“Oh, the buyers bought the house. But I had the realtor set up the contract so that ownership of the each of those houses would revert back to me within a six month period of time. The buyers would stay there rent free after that.”

“I’m taking you off the bank accounts. And you no longer will share in my inheritance.”

“Yeah, well, remember what I told you I’d do if you tried to do that,” threatened Daisy, an evil leer smearing across her face.

(To Be Continued)

Posted in Fiction

The Moving Room (Part I)

The Sunday morning air cooled the car through the open windows, as Daisy and her husband Ed sped down the country road. Birds flitted across from one side of the road to the other. Trees swayed, as their leaves waved and clapped.

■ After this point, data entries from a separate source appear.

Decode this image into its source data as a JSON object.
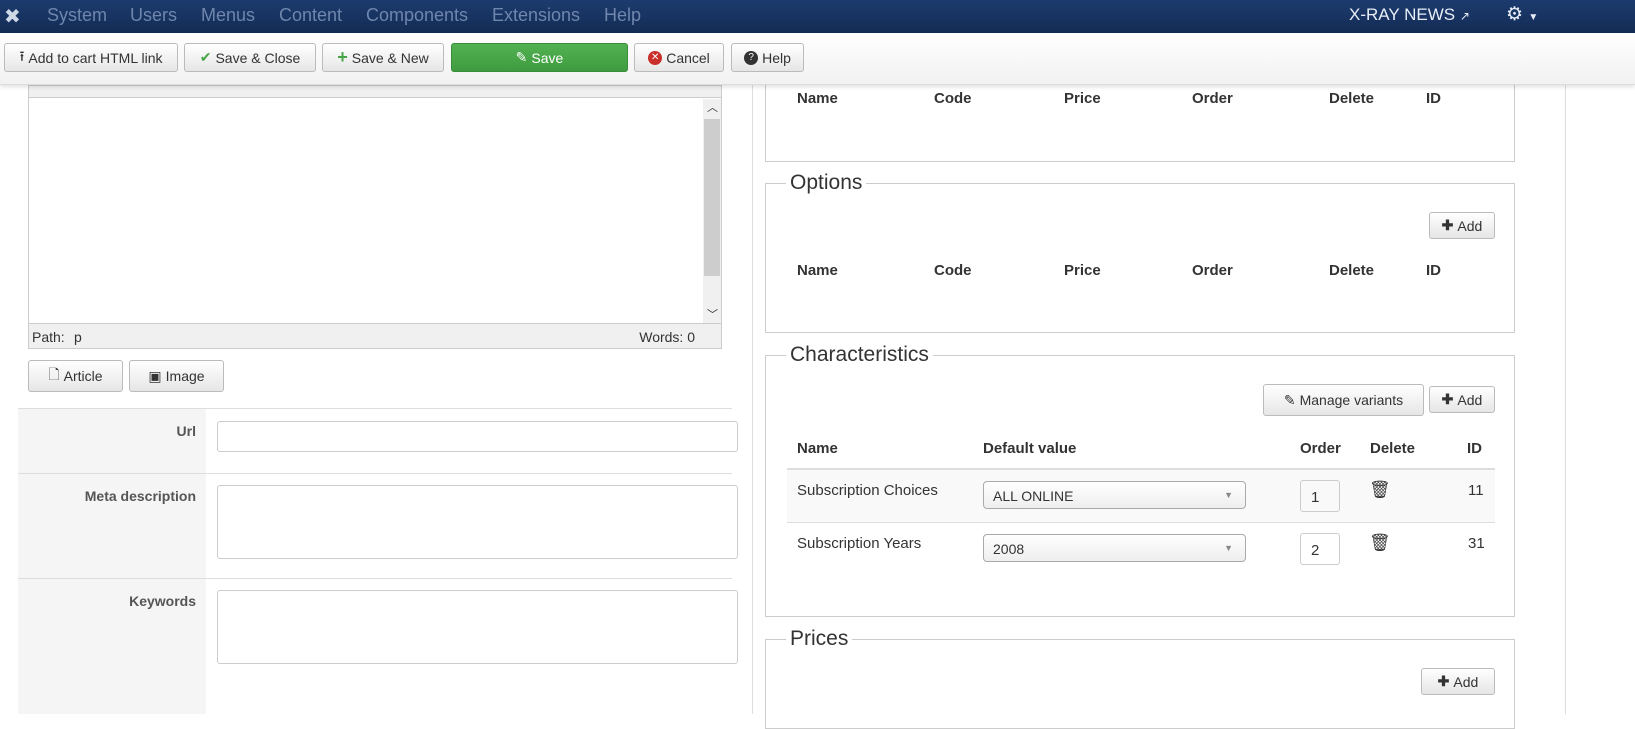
{
  "nav": {
    "menu": [
      "System",
      "Users",
      "Menus",
      "Content",
      "Components",
      "Extensions",
      "Help"
    ],
    "site": "X-RAY NEWS"
  },
  "toolbar": {
    "add_cart": "Add to cart HTML link",
    "save_close": "Save & Close",
    "save_new": "Save & New",
    "save": "Save",
    "cancel": "Cancel",
    "help": "Help"
  },
  "editor": {
    "path_label": "Path:",
    "path": "p",
    "words": "Words: 0",
    "article_btn": "Article",
    "image_btn": "Image"
  },
  "fields": {
    "url": "Url",
    "meta": "Meta description",
    "keywords": "Keywords"
  },
  "cols": {
    "name": "Name",
    "code": "Code",
    "price": "Price",
    "order": "Order",
    "delete": "Delete",
    "id": "ID",
    "default": "Default value"
  },
  "options": {
    "legend": "Options",
    "add": "Add"
  },
  "characteristics": {
    "legend": "Characteristics",
    "manage": "Manage variants",
    "add": "Add",
    "rows": [
      {
        "name": "Subscription Choices",
        "value": "ALL ONLINE",
        "order": "1",
        "id": "11"
      },
      {
        "name": "Subscription Years",
        "value": "2008",
        "order": "2",
        "id": "31"
      }
    ]
  },
  "prices": {
    "legend": "Prices",
    "add": "Add"
  },
  "colors": {
    "nav": "#1c3b6e",
    "save": "#46a546"
  }
}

Daisy gazed out of the passenger side window as she lay her head back against the head rest. A slow breath in and out helped to clear her mind as the drone of the car trudged along the gravel strewn road. Her favorite. As they passed each house, she imagined what they looked like on the inside and what life would be like if she lived there. It wasn’t that she and her husband didn’t have a nice house. They did. But there was always a better one out there. Within the last five years they purchased three homes, but they only owned one. After moving in to a new house, she would become bored with it after a year and want a new one. There was always something out there that was better.

Today was no different. Her husband drove as Daisy’s eyes remained on the hunt for that new house that was that much better than what she had. Yes, it was there somewhere. And she would find it.

“This is ridiculous, Daisy,” complained Ed. “Why can’t we just stay in the house we have?”

“There is a better one. I know there is. That diamond in the rough. The one I won’t get bored with. We’ll never know unless we keep looking,” replied Daisy.

Ed glared at his wife. The back of her head faced him has she continued staring out her window. Oh how he’d love to have a remote control passenger side door that he could open with a button. Then he could take a pair of scissors, cut her seat belt off, open the door, and shove her out to the curb, all while driving down the road at high rate of speed.

(To Be Continued)